Are you working or watching a screen for longer than ten hours while sitting still, not trying to move or take a walk? Your lifestyle choices may be contributing to your increased chance of developing diabetes, one of the fastest-growing diseases worldwide. When bad eating patterns such as a high-fat, low-fiber, and sugary diet are combined with contemporary stress, diabetes may develop much earlier than predicted. Diabetes management is a lifetime endeavor after diagnosis because blood sugar levels out of control can seriously harm one’s physical and mental well-being.
Although there is no foolproof method to ensure you won’t get diabetes, there are tried-and-true tactics that can drastically lower your risk.
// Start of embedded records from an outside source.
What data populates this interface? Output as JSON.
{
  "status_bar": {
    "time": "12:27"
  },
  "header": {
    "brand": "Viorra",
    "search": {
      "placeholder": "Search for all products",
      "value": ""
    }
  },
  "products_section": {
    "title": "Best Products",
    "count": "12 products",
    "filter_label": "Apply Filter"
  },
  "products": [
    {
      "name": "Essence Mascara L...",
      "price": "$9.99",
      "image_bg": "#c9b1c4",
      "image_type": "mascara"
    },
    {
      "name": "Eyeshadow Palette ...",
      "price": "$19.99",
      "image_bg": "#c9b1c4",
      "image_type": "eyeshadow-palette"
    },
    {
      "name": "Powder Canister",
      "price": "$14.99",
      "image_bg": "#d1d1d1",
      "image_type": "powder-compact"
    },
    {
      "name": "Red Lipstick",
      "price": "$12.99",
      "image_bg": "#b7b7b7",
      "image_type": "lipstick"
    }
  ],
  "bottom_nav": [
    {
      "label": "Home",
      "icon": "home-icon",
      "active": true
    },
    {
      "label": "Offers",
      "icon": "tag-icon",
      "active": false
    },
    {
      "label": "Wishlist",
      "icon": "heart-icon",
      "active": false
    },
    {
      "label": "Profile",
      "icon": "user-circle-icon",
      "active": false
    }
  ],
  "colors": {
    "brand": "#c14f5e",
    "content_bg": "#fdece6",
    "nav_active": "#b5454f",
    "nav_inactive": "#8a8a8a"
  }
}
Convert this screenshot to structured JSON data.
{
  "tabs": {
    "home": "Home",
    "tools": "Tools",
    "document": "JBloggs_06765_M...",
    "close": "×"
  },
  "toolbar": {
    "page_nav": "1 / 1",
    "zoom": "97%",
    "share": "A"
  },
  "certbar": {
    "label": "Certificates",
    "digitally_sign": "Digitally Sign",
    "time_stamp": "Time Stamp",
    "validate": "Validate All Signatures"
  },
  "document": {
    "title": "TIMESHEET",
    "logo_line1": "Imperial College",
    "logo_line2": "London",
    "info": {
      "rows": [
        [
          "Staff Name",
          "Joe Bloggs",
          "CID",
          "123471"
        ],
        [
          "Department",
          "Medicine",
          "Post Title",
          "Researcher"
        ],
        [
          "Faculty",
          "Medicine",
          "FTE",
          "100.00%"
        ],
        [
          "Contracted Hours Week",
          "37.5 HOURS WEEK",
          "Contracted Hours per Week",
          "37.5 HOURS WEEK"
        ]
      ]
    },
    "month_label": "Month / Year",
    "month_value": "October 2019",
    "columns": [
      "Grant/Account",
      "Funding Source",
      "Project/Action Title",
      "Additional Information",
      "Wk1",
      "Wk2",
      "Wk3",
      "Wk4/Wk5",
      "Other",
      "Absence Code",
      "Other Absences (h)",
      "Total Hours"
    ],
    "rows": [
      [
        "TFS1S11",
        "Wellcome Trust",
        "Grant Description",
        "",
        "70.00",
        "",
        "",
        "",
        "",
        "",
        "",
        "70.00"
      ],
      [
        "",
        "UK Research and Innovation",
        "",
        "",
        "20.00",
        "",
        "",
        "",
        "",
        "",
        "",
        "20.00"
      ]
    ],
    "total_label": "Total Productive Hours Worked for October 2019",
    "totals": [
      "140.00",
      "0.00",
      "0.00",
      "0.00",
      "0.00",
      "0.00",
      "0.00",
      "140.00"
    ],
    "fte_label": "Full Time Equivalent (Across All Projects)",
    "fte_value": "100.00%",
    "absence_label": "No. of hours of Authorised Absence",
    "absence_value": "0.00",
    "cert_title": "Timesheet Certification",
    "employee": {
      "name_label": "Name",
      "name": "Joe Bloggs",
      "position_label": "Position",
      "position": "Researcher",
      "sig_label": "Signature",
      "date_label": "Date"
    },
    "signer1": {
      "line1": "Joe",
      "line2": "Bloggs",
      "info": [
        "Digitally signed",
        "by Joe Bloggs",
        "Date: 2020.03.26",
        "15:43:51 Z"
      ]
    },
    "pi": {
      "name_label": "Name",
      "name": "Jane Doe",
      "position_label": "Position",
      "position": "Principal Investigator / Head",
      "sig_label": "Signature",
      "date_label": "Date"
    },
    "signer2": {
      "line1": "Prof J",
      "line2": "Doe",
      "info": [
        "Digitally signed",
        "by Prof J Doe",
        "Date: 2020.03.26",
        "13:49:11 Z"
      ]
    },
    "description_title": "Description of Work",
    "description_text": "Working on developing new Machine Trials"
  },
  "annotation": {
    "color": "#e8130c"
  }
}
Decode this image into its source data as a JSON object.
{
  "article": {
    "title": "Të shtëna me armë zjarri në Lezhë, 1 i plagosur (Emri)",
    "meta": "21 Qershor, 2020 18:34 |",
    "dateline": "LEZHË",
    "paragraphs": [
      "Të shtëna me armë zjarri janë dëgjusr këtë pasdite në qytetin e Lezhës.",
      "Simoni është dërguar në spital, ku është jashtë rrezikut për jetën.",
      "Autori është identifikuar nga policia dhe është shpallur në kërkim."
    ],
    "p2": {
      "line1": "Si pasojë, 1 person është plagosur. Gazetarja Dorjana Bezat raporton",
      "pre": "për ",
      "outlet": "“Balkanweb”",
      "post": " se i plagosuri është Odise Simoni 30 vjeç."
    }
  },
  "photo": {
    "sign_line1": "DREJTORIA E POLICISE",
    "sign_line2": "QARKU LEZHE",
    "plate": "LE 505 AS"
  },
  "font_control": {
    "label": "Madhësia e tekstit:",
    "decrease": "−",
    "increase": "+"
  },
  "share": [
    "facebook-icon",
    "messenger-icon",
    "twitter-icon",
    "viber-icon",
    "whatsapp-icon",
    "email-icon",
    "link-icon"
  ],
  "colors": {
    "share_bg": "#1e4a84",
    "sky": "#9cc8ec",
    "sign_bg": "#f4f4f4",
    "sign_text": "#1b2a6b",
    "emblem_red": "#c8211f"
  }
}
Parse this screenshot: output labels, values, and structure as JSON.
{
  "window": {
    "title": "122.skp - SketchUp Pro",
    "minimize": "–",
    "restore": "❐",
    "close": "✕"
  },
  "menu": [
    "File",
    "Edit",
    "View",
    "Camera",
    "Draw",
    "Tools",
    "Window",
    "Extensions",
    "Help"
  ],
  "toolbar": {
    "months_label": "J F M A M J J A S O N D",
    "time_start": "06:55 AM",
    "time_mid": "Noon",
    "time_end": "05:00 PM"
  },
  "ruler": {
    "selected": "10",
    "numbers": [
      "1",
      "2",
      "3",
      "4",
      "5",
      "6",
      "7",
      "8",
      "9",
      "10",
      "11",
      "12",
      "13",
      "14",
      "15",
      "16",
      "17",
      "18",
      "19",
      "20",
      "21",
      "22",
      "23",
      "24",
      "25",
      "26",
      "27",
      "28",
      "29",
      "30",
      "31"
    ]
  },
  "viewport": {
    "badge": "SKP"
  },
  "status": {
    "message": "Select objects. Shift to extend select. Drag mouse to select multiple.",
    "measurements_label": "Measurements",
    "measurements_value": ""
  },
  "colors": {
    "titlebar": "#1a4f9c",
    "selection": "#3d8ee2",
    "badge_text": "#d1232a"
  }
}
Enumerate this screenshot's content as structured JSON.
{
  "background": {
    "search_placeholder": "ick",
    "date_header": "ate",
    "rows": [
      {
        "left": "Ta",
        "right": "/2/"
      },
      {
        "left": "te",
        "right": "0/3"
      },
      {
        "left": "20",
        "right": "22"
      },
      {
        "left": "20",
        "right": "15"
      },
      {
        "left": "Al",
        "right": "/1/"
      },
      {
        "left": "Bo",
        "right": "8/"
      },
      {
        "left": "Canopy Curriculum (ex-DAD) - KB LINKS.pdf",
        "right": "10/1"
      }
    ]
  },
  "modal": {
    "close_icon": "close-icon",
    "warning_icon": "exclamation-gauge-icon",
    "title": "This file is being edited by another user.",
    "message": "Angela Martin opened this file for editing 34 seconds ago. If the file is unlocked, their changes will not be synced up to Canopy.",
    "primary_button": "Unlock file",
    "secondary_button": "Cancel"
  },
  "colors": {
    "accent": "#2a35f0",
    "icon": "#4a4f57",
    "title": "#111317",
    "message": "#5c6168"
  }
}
Modifications to one’s lifestyle are essential for preventing diabetes. Among the modifications are:
- Consume a healthy diet
While a diet heavy in carbohydrates, sugar, and little to no fiber might raise your chance of developing a metabolic condition, a balanced diet rich in the correct nutrients can help you lose weight, fuel your body, and control your blood sugar levels. Consuming a diet high in foods high in fiber, such as whole grains, fruits, vegetables, and legumes, is crucial. Fiber increases feelings of fullness and aids with blood sugar regulation.
2. Engage in frequent physical activity
Exercise for the prescribed amount of time and physical activity will help you lose weight and increase your sensitivity to insulin. Aim for at least 75 minutes of intense activity or 150 minutes of moderate-intensity aerobic exercise per week. You have to pick the exercise you prefer, whether it’s swimming, cycling, dancing, or walking. Strength training is an essential component of any exercise program because it increases muscle mass, which improves metabolism and helps control blood sugar levels.
3. Control your weight
Type 2 diabetes risk is greatly increased by being overweight or obese. Even a tiny weight loss can have a significant impact. Establish attainable objectives for weight loss and get the assistance of a qualified dietician or healthcare provider.
4. Check your blood sugar levels
Monitoring your blood sugar levels on a regular basis might assist in spotting any possible problems early. You should talk to your healthcare practitioner about a screening schedule if you have a family history of diabetes or other risk factors. These days, continuous glucose monitoring sensors allow you to see your blood sugar levels at all times of the day.
5. Refrain from drinking and smoking
Diabetes risk is correlated with both smoking and binge drinking. Reducing alcohol use and giving up smoking can improve your general health.
6. Control your stress
Diabetes may develop as a result of ongoing stress. Investigate stress-reduction methods to enhance emotional well-being and relaxation, such as yoga, meditation, deep breathing exercises like pranayama, or hobbies.
7. Get enough rest
Insulin resistance can result from hormonal imbalances caused by insufficient sleep. For the sake of your general health, aim for 6 to 8 hours of good sleep per night.